When Nectarios, the Patriarch of Constantinople died near the end of the century, John was elected to succeed him. But the humble priest-monk did not believe himself worthy of so exalted a position and the near-riot that ensued showed that the people of Antioch were certainly not willing to give up their beloved preacher.
So John had to be taken away from Antioch with “cloak and dagger” tactics. An anonymous note was sent to him requesting that he come to a church outside the city to meet with someone who needed his help. When he arrived, a coach was waiting and soldiers placed him in the carriage and whisked him away from Antioch. When they arrived in Constantinople, a huge crowd of people greeted John’s arrival with great joy. John was enthroned as Patriarch of Constantinople on December 15, 398 and now the most important work that God had for him began.
St. John experienced adulation from most of the Christians of Constantinople and beyond. People flocked to hear him preach and teach and they frequently reacted to his sermons by applauding, a practice which John put a stop to. We are privileged to have many of these sermons in written form for our instruction now. The most famous one is the Paschal sermon which we hear every year at the Easter Vigil.

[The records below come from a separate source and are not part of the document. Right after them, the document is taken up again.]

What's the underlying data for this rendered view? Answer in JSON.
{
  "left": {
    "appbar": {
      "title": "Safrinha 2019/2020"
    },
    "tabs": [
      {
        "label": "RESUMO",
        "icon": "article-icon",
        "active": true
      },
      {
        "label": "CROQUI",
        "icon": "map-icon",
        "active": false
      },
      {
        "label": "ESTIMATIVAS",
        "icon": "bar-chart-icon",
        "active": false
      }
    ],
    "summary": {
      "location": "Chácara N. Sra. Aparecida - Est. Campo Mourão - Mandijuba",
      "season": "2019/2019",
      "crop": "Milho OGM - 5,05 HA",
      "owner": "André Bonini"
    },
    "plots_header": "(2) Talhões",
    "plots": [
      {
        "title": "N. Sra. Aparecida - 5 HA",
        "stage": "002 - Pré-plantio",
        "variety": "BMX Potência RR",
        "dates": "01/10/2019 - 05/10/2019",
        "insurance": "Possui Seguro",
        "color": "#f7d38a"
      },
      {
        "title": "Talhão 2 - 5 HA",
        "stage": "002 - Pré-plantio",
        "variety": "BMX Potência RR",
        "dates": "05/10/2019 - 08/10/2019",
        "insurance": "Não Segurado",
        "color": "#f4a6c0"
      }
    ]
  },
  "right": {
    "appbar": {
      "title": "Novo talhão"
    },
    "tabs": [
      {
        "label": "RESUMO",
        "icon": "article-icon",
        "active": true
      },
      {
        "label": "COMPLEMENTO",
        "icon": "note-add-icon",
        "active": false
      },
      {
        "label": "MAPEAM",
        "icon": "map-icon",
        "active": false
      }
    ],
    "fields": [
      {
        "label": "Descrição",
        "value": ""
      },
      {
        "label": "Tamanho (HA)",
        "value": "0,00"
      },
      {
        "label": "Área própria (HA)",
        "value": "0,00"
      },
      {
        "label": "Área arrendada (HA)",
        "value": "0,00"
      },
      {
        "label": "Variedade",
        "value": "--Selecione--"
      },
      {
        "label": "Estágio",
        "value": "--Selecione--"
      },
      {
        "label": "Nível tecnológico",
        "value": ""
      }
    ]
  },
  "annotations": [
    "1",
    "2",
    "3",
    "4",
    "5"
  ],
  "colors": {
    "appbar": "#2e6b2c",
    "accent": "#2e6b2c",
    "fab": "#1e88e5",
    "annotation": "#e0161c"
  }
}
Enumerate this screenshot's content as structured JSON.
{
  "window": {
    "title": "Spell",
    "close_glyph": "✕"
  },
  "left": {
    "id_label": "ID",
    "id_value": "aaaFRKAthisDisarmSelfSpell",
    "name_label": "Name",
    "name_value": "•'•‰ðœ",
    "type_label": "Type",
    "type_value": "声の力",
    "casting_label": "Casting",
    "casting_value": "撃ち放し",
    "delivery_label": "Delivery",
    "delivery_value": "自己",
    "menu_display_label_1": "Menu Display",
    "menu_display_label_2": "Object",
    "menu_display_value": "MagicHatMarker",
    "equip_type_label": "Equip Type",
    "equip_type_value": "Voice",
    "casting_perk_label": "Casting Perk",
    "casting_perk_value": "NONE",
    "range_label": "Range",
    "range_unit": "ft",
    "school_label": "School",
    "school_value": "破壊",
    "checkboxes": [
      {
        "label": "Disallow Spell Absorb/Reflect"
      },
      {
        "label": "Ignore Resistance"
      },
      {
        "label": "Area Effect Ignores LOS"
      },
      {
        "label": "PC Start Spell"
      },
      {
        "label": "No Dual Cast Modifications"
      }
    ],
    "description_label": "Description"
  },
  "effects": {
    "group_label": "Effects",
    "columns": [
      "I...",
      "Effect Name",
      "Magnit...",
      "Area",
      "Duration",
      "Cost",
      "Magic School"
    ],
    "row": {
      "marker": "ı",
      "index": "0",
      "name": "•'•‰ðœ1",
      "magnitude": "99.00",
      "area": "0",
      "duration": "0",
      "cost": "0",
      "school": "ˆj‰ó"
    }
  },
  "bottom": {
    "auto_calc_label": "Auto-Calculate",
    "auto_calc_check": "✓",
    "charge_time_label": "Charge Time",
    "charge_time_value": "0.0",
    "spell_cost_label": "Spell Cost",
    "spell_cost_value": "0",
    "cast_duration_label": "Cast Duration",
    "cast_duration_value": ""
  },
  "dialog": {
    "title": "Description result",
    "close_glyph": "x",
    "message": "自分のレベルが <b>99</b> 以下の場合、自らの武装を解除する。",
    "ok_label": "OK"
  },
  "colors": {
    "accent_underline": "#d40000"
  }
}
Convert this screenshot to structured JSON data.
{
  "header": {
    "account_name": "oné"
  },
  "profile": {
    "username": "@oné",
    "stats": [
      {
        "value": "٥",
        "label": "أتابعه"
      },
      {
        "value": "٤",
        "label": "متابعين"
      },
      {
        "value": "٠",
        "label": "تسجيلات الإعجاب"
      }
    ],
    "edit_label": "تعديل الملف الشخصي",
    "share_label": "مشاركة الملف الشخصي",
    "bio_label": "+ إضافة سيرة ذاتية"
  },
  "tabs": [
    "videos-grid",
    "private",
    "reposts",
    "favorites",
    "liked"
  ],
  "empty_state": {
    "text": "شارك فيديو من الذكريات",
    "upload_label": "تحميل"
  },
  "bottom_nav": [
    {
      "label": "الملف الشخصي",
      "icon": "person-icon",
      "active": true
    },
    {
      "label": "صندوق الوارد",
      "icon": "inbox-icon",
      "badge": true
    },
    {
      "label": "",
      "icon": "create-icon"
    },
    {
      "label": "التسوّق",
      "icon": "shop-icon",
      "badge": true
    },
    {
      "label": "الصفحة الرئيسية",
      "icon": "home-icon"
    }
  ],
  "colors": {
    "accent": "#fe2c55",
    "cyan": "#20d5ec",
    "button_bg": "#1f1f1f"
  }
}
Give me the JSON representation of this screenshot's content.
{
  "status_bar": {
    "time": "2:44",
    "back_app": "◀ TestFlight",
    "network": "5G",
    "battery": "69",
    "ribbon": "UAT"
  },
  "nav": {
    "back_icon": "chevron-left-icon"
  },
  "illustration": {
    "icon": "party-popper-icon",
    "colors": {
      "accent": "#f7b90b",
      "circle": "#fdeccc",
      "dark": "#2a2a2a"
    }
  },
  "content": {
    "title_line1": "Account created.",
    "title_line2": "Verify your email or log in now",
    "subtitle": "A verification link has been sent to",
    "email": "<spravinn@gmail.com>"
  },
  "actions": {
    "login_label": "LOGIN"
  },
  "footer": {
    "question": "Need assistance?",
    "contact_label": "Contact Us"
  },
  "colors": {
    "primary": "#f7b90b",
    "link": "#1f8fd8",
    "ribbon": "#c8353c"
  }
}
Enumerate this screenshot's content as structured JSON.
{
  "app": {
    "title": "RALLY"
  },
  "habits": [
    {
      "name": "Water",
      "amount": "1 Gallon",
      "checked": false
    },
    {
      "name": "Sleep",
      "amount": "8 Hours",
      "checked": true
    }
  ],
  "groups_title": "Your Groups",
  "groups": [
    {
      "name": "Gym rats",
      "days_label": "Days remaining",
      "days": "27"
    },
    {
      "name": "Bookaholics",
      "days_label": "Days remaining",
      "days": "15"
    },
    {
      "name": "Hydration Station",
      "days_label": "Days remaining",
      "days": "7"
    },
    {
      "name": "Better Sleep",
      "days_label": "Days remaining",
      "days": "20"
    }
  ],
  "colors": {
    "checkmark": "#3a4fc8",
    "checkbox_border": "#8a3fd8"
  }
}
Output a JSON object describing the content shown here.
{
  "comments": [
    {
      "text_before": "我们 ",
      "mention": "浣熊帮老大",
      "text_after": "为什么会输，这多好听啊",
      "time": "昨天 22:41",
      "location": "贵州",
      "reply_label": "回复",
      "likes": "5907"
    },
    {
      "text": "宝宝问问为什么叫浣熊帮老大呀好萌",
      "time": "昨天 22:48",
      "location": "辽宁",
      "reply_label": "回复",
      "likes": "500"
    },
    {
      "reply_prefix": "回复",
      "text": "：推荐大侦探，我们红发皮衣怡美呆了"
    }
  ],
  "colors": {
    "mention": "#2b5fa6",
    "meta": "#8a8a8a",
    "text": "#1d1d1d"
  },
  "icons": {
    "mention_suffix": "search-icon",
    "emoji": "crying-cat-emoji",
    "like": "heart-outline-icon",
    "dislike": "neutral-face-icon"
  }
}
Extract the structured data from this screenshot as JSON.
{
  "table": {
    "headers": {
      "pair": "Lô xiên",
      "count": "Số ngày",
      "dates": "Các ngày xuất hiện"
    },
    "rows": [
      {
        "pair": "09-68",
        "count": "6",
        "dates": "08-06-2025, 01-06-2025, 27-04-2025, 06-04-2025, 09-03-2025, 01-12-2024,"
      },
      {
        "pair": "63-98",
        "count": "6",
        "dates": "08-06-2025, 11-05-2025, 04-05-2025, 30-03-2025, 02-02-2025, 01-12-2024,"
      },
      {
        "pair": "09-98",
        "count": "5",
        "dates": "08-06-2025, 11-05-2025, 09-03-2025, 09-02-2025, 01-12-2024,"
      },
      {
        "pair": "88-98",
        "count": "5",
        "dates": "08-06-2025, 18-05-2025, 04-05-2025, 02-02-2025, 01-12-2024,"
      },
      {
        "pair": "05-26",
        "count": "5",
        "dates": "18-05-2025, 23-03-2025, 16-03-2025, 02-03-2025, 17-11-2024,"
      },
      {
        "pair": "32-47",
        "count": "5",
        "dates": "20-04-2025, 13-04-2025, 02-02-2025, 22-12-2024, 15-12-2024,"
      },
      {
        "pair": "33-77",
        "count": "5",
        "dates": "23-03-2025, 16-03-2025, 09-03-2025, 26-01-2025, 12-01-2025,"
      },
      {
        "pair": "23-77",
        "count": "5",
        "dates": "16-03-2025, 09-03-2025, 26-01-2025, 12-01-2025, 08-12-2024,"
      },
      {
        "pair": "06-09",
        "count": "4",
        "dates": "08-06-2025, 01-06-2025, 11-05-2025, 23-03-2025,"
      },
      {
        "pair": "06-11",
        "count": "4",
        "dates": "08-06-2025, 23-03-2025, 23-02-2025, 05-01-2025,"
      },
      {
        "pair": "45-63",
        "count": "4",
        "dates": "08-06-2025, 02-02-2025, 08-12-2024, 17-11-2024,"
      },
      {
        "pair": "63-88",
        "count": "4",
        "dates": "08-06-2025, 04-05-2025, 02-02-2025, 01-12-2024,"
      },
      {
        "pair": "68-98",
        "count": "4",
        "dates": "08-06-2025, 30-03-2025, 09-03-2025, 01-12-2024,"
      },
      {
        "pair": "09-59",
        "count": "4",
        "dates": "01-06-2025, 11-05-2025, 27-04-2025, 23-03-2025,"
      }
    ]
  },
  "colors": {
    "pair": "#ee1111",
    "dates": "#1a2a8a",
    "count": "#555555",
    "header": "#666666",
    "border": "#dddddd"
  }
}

But many in the capital city of the Empire were still pagans, pseudo-Christianity abounded, and the Arian heresy was growing. The level of morality was very low. The new Patriarch’s sermons, while loved by the faithful Christians, were too uncomfortable for some. When it was obvious that the pleasure-seeking life of the Empress Eudoxia was the target of condemnation, she began to plot to have the Patriarch removed.
Empress Eudoxia finally succeeded in her efforts to trap St. John or falsely accuse him. The ridiculous accusations ranged from selling the marble from one of the churches to murder! The Patriarch was sent into exile to a small Armenian village. There, he was was once again afflicted with illness and he died on November 13, 407 and was buried in Comana.
But John, the golden-mouthed, was not forgotten by the people and before long, he was regarded as one of the great “Doctors” of the Church, along with Ss. Basil, Gregory the Theologian, and Gregory the Great. The Liturgy which he composed became the standard for the Eastern rite and his writings continue to instruct Christians to this day.
The Christians of Constantinople began to demand that the holy relics of their beloved saint be returned to the city where he served as Patriarch. The Emperor Theodosius the Younger wrote a letter in the name of his mother, Eudoxia, begging the forgiveness of the saint for her wrongs against him. The relics were brought back to the imperial city in the year 438 and placed in the Church of the Holy Apostles. However, these relics were then stolen by crusaders in 1204 and eventually taken to Rome where they remained until November 27, 2004. At that time, Pope John Paul, in a gesture of reconciliation and brotherly love, gave the relics of the beloved saint to Ecumenical Patriarch Bartholomew and they are now displayed for veneration at St. George’s Church in Constantinople (Istanbul).
May God grant us wisdom to avoid the hatred which comes of jealousy and pride. May we always pray these beautiful words of St. John Chrysostom with heartfelt sincerity: “I believe, O Lord, and I confess that thou art truly the Christ, the Son of the living God, who didst come into the world to save sinners, of whom I am chief.” Holy John, pray for us.